In our study, we used 45 whole-slide tissue samples collected from Nationwide Children’s Hospital. Tissue slides were obtained retrospectively according to an Institutional Review Board (IRB) protocol. Each slide was embedded in paraffin and was cut at a thickness of 5 μm according to commonly used Children’s Oncology Group protocols. After being stained by hematoxylin and eosin (H&E), each tissue slice was fixed on a slide and was digitized using a ScanScope T2 digitizer (Aperio, San Diego, CA) at 40× magnification. The digitized whole-slide tissue images typically have a spatial resolution up to 100k × 120k with a disk size up to 40 GB. Therefore, at the time of processing, the whole-slide images are decomposed into smaller non-overlapping image tiles. The tiling of the whole-slide images not only made it practical to process the whole-slide images, but also allowed leveraging the parallelism in processing each image tile independently. Experimentally, we determined the image tile size as 896 × 896 in pixels. The average resolution of tissue slides used in our study is approximately 71, 623 × 100, 348 in pixels; with an average disk size of 20±8 GB; hence the average number of image tiles in a whole-slide image is approximately 8,900, which still requires significant computation time.
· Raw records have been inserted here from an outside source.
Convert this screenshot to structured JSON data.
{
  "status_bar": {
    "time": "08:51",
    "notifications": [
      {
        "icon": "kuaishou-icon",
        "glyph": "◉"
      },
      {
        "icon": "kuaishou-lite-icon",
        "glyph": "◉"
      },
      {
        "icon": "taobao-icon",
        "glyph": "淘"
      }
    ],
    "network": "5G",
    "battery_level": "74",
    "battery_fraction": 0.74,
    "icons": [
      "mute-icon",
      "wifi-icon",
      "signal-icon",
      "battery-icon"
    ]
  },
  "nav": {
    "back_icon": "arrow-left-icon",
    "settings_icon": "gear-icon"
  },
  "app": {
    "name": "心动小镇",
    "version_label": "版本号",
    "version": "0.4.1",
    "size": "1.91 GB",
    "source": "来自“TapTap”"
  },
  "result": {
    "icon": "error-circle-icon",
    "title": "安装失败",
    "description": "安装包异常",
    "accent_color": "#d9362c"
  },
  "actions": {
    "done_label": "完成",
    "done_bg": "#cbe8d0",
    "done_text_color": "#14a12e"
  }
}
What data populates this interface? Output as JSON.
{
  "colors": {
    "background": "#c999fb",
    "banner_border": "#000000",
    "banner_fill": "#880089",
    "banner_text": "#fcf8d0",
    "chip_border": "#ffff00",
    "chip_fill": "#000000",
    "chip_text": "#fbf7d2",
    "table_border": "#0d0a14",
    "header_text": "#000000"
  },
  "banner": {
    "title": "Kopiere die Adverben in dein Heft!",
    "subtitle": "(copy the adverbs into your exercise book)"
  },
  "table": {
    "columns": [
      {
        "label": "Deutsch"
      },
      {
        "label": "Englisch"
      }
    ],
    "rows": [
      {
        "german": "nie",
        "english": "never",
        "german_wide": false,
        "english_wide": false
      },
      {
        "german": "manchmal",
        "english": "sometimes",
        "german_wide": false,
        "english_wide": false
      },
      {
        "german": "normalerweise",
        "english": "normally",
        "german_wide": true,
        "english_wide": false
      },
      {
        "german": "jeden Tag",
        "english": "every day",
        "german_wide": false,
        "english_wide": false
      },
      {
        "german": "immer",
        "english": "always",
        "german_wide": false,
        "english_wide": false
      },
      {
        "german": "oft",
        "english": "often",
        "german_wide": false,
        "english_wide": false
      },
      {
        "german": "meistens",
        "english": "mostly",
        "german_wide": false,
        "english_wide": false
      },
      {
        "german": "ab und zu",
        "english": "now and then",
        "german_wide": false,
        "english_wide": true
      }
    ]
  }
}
One representative whole-slide sample for each subtype (i.e., stroma-rich and stroma-poor) have been used to generate the training image tiles and the remaining 43 were used for whole-slide independent testing. 32 of 43 whole-slide samples are associated with stroma-poor and the rest are associated with stroma-rich subtypes, as determined by an expert pathologist. Five of stroma-rich cases correspond to Ganglioneuroblastoma and six to Ganglioneuroma. The remaining 32 stroma-poor cases correspond to neuroblastoma. Their morphological characteristics in terms of mitotic-karyorrhectic index (MKI) and the grade of differentiation, according to the International Neuroblastoma Pathology Classification (the Shimada system), are summarized in .
Distribution of Neuroblasoma cases based on MKI and the grade of differentiation. UD, PD, and D correspond to undifferentiated, poorly-differentiated and differentiating subtypes, respectively.
1.2 Computational Infrastructure
The image analysis routines were implemented using MATLAB (version 22.214.171.124, Natick, MA) and the experimental studies have been carried out on a 64-node PC cluster owned by the Department of Biomedical Informatics, The Ohio State University. Each computation node on the cluster is equipped with dual 2.4 GHz Opteron 250 processors and 8 GB of RAM. This parallel system uses a software developed in house, which distributes the processing of image tiles to each node, applies the required MATLAB routines on each image tile locally, collects the classification outputs and stitches them together to create the final classification map. shows the computational infrastructure used to analyze the whole-slide images in parallel.
Computational infrastructure used to process the whole-slide images in parallel.
An additional extension of this software is a grid-based infrastructure where image analysis modules (i.e., MATLAB or C/C++ files) could be uploaded to the system by multiple developers and pipelined to be applied to the available whole-slide images stored in the common repository using a grid interface [17